Thousand of Scottish people suffering from diabetes will be denied a new type of diabetes treatment that will be available in England, following a rejection of the drug by the Scottish drugs watchdog.
The Scottish Medicines Consortium decided not to approve the drug Exubera, a move that will raise an outcry amongst some patients. A senior doctor in Glasgow knocked the decisio, saying that patients could potentially miss out on a drug treatments that might be able to help them come to terms with their conditions.

Dr Miles Fisher, a consultant in diabetes at the Glasgow Royal Infirmary, spoke out on the matter: “Some people have a total phobia of injections and their diabetes may be very poorly managed as a result. With this treatment, patients with Type 1 diabetes would need one injection a day rather than four.”
The SMC were not convinced by the details of studies submitted by drug manufacturer Pfizer. Patients in Scotland were apparently more likely to use a ‘pen’ injector.
Exubera could possibly damage the lungs of a small segment of the diabetic population, yet this fact is unlikely to alter the outcry from Scottish diabetics. For diabetics looking to cut their insulin injections from four to one per day, and for those with a phobia of needles, the news will be most unwelcome.

Get our free newsletters

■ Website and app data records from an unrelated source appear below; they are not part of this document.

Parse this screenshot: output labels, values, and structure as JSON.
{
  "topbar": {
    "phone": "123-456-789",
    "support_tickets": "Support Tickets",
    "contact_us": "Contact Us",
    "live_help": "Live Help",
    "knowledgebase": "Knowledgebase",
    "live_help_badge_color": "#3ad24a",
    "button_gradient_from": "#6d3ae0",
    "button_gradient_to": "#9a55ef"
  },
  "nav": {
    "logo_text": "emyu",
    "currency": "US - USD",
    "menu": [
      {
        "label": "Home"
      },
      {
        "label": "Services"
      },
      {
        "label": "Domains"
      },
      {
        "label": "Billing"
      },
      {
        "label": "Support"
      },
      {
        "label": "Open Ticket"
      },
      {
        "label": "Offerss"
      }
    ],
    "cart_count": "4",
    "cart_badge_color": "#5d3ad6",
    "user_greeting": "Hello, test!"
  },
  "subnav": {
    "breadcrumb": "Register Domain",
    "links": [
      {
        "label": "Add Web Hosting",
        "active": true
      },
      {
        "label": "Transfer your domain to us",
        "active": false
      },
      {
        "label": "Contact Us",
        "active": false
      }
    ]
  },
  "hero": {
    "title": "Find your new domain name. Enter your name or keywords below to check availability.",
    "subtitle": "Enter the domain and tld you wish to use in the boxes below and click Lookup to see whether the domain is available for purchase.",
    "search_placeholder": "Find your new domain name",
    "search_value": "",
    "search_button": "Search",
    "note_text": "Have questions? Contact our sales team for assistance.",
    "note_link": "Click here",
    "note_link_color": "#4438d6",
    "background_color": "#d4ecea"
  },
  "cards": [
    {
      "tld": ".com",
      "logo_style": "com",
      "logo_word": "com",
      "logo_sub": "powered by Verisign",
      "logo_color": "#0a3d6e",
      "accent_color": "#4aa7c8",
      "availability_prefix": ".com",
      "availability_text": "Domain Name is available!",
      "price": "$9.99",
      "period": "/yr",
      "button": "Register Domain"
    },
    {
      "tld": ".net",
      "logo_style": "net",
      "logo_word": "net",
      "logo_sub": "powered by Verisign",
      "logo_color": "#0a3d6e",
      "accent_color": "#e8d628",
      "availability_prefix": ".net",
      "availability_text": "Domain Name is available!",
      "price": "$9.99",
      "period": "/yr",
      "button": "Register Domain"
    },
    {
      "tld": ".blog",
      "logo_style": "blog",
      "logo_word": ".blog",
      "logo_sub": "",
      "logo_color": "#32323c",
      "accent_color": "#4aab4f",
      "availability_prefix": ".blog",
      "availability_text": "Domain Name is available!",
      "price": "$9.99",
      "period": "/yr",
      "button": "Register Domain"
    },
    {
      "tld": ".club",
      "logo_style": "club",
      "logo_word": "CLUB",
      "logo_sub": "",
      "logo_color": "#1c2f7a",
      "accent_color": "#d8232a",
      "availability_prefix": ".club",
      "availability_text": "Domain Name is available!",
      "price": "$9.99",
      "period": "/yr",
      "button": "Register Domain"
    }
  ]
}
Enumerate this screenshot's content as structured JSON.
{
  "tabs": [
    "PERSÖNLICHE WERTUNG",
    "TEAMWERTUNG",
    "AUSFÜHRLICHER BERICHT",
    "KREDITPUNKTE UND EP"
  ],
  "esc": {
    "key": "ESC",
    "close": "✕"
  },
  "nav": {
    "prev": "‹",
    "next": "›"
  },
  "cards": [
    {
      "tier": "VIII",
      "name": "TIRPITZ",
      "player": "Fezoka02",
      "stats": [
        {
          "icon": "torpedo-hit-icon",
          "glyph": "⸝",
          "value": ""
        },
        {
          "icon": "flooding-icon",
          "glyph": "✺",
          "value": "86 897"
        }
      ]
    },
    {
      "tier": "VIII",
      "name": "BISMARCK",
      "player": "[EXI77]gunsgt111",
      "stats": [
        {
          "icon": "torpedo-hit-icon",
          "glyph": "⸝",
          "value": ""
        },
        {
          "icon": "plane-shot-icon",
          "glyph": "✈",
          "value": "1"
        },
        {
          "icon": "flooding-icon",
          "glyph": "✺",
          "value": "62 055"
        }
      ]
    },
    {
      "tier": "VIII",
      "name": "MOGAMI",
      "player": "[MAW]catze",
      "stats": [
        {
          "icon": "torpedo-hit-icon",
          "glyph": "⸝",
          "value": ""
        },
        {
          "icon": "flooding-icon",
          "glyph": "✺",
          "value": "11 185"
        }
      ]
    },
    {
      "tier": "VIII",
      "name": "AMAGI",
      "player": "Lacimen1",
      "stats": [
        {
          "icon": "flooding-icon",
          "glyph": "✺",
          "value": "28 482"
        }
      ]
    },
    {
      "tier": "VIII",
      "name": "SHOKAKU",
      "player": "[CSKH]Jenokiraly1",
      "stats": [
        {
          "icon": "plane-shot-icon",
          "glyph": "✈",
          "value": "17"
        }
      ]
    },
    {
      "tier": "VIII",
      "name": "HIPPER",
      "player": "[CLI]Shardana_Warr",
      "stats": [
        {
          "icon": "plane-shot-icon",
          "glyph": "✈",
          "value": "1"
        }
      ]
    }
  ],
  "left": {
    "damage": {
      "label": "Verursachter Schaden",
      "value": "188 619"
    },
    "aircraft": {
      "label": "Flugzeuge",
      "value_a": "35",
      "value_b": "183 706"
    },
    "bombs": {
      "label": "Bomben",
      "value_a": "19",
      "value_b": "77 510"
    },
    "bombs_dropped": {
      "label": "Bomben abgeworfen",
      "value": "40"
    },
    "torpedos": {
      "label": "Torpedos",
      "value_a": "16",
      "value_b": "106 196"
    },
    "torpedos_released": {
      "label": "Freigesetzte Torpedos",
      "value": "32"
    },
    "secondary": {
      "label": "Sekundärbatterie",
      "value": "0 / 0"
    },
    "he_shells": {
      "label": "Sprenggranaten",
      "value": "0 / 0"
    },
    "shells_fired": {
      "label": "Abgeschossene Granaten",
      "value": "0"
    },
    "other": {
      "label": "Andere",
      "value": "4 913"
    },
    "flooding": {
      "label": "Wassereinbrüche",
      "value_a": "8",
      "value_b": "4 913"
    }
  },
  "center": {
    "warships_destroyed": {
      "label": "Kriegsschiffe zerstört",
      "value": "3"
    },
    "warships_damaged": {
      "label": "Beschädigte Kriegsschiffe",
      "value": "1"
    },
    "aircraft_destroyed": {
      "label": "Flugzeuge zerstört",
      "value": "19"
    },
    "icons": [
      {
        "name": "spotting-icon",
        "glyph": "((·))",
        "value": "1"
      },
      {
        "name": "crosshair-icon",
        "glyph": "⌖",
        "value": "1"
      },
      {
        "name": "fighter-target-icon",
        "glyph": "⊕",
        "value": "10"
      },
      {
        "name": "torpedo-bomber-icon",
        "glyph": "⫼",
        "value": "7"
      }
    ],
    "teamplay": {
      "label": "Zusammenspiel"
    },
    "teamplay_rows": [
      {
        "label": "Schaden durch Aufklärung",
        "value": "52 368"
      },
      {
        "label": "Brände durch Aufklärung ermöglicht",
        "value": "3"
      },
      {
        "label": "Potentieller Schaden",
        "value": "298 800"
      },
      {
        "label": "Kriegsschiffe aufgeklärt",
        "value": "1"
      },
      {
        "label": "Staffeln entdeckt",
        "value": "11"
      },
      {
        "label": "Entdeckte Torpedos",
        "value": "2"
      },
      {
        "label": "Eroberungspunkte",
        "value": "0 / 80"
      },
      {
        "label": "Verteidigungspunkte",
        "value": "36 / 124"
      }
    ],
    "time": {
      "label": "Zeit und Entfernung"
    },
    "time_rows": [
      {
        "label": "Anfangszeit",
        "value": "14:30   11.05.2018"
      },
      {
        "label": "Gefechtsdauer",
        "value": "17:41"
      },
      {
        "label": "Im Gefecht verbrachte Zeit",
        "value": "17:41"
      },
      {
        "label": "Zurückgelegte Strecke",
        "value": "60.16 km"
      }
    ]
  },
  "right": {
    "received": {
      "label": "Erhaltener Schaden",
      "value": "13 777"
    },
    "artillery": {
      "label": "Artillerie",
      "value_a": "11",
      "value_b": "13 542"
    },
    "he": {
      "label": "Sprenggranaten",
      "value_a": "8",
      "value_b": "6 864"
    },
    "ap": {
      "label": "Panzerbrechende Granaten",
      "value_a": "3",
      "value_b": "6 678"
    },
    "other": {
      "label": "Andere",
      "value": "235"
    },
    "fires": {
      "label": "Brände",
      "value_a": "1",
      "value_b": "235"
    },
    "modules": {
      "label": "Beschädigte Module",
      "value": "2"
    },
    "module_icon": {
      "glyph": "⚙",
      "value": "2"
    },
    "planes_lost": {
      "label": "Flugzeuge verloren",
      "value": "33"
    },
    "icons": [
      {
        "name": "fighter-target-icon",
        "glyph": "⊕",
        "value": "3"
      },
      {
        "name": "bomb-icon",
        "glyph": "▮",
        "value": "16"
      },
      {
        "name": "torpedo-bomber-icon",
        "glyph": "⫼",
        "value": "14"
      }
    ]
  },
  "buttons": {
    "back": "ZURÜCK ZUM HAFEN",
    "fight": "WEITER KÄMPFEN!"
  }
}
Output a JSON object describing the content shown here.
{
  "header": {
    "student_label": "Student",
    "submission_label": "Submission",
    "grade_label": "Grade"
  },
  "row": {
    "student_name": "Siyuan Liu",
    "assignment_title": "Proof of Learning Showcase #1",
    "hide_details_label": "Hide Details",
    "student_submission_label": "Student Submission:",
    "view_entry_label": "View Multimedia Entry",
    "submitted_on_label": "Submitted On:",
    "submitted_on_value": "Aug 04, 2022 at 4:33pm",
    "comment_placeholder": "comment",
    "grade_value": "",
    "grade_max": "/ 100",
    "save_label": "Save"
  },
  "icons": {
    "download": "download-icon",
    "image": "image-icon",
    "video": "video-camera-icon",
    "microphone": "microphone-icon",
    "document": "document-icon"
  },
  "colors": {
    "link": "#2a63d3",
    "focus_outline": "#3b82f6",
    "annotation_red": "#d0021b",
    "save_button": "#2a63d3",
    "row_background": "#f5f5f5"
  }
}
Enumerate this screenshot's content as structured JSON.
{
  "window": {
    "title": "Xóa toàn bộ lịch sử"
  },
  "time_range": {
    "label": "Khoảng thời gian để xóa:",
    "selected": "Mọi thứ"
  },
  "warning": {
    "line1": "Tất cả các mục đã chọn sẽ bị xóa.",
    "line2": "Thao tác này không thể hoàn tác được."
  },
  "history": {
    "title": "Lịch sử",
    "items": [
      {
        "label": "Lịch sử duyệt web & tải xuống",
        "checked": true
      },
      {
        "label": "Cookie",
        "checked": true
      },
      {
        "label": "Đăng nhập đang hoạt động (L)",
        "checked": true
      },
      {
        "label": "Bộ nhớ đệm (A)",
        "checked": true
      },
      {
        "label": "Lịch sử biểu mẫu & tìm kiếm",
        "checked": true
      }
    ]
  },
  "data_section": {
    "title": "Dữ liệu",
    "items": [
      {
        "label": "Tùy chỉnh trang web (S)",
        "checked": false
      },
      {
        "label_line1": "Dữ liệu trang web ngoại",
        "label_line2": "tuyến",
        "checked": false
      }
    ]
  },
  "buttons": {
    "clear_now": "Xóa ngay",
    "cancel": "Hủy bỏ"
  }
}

Stay up to date with the latest news, research and breakthroughs.

You May Also Like

Conversation about doctors’ appointments occurring virtually rumbles on

More than half of GP appointments are still being delivered remotely in…

Top diabetes professor drafts risk assessment document for frontline COVID-19 staff

The health and wellbeing of frontline NHS staff has been prioritised among…

Type 2 diabetes found to be a ‘significant risk factor’ among stroke victims

More evidence has been published which supports that diabetes is a “significant…